Show every line below where "METER" appears.

*** Opening of Supplied records ***

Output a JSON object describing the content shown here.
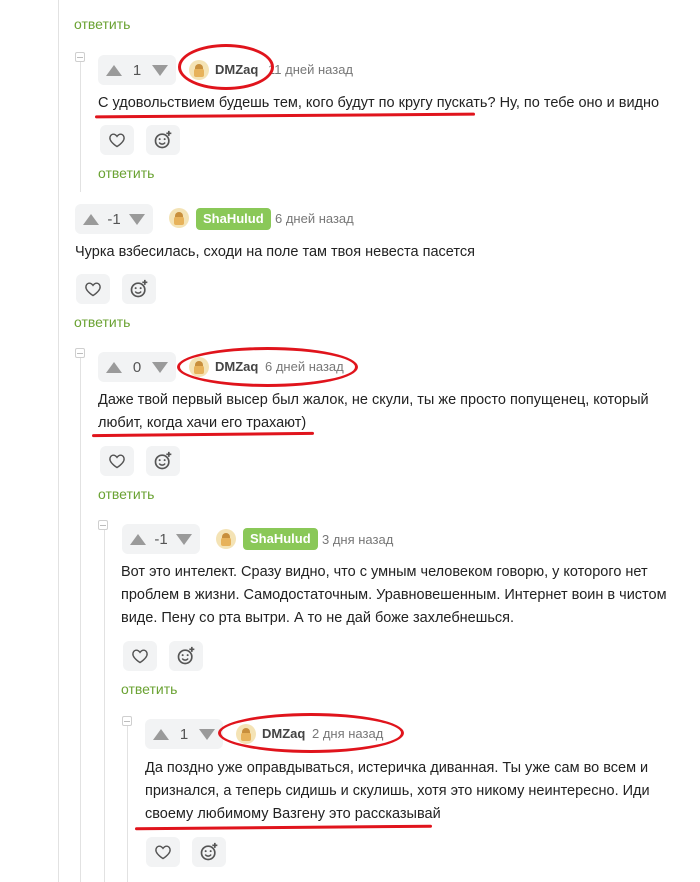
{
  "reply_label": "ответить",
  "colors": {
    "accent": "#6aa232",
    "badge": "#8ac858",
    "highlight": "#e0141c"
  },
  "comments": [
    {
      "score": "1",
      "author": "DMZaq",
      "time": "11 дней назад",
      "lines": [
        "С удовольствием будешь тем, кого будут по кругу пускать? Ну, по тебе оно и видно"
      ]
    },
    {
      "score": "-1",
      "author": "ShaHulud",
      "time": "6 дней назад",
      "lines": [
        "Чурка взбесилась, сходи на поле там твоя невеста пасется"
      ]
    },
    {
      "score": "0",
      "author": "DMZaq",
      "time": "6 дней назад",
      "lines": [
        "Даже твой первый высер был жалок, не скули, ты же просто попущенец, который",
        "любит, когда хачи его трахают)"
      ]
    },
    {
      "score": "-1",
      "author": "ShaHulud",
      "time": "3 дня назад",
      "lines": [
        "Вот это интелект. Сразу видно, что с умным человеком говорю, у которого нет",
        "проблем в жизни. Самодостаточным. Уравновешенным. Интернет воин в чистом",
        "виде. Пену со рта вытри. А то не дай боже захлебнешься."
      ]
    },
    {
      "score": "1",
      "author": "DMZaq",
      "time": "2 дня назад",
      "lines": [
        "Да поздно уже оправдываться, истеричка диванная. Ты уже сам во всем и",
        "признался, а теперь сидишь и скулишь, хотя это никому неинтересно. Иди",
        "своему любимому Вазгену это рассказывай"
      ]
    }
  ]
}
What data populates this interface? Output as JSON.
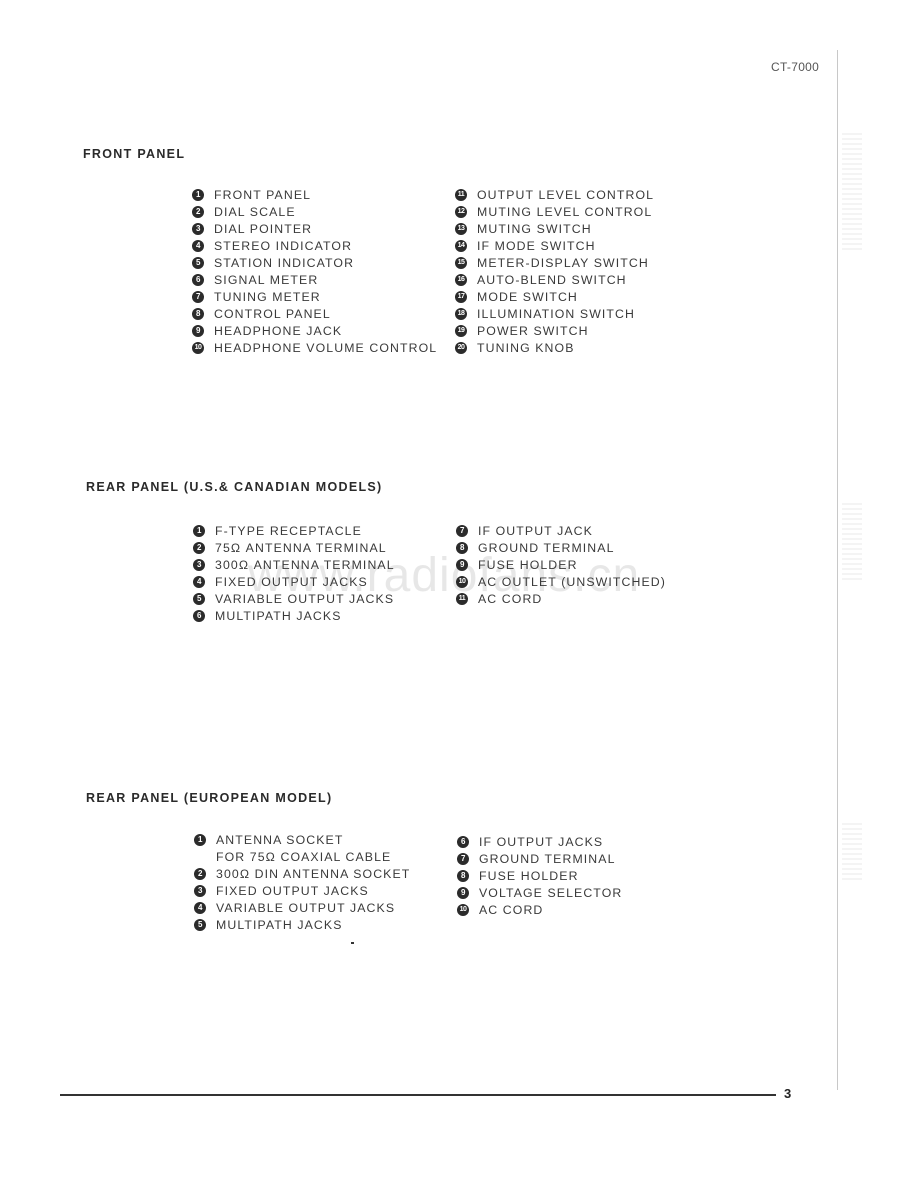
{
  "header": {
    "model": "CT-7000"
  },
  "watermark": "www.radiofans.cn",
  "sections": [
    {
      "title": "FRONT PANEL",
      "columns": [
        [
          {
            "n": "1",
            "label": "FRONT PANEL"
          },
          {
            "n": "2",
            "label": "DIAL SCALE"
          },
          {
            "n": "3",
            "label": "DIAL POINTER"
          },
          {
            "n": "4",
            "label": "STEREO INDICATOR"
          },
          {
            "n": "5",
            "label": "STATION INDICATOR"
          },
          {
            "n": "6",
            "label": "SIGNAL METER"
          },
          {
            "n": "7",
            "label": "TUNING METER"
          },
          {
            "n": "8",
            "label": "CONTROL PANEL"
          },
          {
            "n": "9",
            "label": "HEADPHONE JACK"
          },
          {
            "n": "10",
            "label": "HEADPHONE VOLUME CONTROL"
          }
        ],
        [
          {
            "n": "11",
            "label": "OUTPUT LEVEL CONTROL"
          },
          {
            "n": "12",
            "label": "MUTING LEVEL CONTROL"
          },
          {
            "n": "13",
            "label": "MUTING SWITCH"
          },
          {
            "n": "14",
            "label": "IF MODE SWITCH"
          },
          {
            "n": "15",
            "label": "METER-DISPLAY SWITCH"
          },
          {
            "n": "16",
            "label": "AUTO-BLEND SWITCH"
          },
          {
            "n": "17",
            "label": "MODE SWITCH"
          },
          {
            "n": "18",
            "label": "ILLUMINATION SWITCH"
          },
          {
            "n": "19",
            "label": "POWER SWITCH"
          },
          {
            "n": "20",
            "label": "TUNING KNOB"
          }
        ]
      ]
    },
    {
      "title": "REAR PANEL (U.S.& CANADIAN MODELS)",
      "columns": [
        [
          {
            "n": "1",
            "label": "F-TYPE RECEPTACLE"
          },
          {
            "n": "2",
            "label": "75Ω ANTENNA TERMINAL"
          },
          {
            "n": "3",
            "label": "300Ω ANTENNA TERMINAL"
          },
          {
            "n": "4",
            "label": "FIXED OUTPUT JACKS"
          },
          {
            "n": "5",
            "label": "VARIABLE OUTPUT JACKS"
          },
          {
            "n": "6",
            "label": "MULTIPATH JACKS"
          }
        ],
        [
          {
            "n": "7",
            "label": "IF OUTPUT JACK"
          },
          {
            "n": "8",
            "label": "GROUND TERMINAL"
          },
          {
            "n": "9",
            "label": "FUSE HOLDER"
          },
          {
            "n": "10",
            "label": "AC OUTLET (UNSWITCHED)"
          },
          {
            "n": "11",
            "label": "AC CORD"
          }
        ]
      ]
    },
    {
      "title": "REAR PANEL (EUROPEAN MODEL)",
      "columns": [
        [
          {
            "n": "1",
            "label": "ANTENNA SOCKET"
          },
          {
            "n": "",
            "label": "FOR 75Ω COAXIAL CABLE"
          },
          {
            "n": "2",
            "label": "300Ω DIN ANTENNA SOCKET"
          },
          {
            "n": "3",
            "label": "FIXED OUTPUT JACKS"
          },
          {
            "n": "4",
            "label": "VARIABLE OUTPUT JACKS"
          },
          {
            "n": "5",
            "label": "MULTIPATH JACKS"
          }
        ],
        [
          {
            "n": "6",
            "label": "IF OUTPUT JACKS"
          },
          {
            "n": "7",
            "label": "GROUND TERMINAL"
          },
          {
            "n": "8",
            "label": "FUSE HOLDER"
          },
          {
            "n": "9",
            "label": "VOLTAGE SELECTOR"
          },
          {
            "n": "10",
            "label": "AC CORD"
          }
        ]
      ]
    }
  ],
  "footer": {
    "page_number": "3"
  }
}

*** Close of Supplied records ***
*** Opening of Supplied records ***

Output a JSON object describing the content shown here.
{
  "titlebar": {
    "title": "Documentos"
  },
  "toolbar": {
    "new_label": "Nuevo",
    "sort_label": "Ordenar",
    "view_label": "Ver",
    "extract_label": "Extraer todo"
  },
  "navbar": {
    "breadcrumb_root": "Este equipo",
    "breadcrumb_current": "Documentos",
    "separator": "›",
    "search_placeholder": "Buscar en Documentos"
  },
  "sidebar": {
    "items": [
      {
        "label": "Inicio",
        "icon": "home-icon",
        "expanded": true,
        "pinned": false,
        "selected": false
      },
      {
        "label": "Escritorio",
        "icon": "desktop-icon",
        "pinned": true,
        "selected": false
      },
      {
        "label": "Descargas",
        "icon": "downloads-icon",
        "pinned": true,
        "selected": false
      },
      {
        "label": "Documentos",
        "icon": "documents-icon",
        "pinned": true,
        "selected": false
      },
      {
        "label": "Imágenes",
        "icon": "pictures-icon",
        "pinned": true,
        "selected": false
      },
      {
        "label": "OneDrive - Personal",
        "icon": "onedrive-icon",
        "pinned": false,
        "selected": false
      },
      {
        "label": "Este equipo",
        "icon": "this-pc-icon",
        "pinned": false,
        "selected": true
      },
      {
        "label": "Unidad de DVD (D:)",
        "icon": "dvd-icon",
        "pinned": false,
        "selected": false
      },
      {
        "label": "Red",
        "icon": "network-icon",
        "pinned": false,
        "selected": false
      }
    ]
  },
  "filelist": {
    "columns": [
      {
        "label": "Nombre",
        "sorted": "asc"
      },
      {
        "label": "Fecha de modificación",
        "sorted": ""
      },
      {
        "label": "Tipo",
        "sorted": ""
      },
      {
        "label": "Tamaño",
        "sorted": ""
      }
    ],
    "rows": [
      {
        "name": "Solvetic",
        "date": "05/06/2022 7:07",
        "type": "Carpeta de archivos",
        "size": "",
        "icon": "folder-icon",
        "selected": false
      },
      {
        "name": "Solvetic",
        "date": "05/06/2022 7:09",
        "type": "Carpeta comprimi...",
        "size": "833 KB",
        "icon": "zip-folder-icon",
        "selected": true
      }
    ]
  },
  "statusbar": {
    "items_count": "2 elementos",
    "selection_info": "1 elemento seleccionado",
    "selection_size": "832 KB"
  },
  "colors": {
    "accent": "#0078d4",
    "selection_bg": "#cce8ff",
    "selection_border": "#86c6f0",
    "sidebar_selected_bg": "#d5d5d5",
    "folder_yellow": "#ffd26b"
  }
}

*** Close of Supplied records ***

→ **Written answer**
            "label": "SIGNAL METER"
            "label": "TUNING METER"
            "label": "METER-DISPLAY SWITCH"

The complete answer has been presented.